(Data to examine)
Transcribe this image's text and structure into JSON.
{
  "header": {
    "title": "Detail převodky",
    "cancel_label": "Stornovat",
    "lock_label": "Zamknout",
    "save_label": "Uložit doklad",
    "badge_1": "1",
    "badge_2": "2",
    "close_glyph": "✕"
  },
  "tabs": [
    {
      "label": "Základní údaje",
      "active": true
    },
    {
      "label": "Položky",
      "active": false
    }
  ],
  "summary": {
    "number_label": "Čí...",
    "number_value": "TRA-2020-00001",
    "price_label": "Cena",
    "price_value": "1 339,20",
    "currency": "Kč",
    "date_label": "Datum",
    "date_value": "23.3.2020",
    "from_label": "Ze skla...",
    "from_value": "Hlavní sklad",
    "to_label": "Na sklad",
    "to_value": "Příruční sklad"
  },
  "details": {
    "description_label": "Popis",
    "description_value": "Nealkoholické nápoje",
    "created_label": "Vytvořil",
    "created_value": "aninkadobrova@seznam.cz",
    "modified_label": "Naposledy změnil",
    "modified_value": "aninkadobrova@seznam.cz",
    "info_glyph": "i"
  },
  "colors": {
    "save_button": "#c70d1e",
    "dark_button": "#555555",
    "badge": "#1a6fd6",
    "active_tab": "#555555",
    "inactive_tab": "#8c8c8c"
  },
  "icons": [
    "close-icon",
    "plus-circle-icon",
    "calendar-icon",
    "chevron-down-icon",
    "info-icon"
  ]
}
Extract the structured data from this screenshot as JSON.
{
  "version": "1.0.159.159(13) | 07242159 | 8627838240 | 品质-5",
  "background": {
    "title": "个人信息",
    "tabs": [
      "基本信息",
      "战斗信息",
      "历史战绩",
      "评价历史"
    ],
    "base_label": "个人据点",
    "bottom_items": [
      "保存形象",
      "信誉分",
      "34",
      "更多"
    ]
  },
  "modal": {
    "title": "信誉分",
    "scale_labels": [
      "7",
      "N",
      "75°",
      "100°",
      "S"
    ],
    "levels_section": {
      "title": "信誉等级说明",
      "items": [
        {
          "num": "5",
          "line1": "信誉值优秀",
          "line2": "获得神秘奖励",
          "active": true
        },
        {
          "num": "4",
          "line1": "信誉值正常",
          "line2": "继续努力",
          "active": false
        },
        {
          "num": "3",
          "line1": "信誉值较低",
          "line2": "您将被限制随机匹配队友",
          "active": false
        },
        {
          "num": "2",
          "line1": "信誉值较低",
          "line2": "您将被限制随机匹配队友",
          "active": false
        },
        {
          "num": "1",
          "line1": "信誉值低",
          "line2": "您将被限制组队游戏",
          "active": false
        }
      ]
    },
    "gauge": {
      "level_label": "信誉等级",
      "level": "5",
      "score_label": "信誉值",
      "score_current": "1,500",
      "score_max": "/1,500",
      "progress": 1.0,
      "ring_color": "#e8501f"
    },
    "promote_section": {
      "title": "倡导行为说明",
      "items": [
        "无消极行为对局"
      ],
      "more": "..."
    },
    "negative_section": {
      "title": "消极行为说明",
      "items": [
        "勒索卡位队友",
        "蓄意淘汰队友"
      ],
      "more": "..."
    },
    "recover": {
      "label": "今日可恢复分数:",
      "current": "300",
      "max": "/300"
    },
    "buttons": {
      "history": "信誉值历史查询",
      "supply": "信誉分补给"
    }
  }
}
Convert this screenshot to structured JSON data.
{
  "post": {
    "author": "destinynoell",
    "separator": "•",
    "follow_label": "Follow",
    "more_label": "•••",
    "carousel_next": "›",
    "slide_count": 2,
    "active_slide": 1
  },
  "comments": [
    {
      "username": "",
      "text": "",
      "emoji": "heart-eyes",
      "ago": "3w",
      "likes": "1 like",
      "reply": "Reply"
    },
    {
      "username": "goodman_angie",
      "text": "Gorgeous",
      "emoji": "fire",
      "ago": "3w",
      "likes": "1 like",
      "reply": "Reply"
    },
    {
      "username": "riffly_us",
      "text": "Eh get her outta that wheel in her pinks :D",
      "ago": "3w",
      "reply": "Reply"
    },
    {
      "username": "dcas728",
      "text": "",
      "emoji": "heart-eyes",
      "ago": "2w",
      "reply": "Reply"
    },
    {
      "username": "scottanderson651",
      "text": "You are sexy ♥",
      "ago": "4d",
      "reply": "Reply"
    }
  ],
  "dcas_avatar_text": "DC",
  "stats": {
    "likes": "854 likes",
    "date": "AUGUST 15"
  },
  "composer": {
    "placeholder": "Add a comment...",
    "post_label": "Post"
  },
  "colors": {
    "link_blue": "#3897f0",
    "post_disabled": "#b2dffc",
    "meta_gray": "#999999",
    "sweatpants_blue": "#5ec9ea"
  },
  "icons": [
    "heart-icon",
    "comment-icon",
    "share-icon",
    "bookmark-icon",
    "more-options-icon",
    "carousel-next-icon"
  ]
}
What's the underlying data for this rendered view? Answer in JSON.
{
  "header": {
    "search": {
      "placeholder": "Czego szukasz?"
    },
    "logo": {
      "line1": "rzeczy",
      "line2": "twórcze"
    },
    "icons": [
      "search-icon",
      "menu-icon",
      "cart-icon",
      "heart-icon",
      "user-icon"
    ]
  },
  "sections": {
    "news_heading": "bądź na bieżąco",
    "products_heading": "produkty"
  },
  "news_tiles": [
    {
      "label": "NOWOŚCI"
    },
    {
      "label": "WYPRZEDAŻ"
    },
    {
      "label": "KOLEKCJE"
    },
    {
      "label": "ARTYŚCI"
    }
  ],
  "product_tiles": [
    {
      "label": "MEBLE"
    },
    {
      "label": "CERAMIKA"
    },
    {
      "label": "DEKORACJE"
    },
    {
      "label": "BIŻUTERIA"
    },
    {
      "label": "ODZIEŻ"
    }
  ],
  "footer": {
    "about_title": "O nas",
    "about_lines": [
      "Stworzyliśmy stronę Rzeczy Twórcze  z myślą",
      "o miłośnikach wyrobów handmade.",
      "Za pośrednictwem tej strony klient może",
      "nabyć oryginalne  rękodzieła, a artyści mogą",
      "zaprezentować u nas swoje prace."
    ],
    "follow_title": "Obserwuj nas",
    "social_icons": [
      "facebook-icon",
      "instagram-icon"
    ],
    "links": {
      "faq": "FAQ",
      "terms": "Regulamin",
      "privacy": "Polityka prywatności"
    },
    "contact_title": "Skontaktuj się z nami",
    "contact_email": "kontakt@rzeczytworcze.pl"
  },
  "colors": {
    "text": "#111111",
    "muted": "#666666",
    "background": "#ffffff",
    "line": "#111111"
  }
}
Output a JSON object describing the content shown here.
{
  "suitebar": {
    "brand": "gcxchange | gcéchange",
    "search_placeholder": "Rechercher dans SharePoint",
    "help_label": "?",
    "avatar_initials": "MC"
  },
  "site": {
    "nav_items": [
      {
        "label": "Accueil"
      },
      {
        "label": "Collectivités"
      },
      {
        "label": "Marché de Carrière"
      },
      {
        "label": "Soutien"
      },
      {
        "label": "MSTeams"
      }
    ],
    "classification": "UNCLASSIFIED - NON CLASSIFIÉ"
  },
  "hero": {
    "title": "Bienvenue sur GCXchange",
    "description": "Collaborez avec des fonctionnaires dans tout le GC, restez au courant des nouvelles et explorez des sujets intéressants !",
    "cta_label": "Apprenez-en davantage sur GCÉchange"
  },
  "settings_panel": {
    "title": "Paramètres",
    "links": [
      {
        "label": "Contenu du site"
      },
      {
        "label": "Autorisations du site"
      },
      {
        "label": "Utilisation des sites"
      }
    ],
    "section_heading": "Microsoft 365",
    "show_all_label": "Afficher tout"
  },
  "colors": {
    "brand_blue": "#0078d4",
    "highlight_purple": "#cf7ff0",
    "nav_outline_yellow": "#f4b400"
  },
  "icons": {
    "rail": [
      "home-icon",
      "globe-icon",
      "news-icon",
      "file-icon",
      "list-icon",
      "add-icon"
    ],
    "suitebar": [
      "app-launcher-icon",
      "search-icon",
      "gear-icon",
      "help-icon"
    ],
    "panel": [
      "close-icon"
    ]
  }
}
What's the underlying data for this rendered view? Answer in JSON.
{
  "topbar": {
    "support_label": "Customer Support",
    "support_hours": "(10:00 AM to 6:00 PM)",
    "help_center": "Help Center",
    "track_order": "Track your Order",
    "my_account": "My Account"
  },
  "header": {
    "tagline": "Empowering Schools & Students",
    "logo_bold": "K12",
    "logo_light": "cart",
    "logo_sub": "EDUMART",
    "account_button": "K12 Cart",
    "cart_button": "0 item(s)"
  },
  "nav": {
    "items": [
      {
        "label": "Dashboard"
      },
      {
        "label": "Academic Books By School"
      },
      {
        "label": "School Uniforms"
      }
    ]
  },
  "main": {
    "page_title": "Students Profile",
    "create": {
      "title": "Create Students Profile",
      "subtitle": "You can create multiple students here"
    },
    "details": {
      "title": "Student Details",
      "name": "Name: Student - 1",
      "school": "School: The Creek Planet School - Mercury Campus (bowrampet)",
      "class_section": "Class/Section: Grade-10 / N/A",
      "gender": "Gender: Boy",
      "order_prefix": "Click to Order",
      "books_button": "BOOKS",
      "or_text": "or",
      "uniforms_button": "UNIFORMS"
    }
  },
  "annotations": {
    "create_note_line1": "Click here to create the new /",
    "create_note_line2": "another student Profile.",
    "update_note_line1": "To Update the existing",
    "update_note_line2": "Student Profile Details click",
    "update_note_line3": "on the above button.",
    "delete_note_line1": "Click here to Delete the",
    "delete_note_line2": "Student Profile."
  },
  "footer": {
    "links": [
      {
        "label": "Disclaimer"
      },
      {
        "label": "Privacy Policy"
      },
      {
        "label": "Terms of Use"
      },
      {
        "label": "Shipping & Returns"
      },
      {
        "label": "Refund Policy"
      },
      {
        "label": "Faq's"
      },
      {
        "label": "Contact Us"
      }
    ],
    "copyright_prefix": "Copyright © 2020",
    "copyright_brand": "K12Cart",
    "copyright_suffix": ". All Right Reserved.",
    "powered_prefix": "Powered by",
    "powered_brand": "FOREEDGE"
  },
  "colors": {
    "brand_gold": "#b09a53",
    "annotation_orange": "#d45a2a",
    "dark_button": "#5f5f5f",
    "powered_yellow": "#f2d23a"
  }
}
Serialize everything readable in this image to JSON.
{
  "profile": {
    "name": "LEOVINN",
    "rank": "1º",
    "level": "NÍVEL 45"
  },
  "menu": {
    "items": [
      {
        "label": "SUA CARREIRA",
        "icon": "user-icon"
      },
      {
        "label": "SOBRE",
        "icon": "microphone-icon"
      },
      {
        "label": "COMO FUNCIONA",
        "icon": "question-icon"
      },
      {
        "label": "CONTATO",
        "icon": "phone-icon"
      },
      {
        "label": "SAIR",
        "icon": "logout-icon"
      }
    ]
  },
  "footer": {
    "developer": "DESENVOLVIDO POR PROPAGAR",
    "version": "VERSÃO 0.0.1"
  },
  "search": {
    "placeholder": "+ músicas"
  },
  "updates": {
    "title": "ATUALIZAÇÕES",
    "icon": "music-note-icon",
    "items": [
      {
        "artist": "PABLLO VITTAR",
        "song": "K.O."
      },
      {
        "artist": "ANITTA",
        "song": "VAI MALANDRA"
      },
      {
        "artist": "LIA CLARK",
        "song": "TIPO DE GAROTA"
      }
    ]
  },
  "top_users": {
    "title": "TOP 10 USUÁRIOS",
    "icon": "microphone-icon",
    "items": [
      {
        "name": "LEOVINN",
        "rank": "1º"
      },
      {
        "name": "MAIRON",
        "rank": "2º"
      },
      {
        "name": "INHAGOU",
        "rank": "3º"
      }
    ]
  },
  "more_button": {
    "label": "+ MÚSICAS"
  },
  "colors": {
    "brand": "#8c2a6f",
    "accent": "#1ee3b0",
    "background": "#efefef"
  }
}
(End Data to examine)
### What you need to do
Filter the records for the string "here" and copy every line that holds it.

### Solution
Output a JSON object describing the content shown here.
      "subtitle": "You can create multiple students here"
    "create_note_line1": "Click here to create the new /",
    "delete_note_line1": "Click here to Delete the",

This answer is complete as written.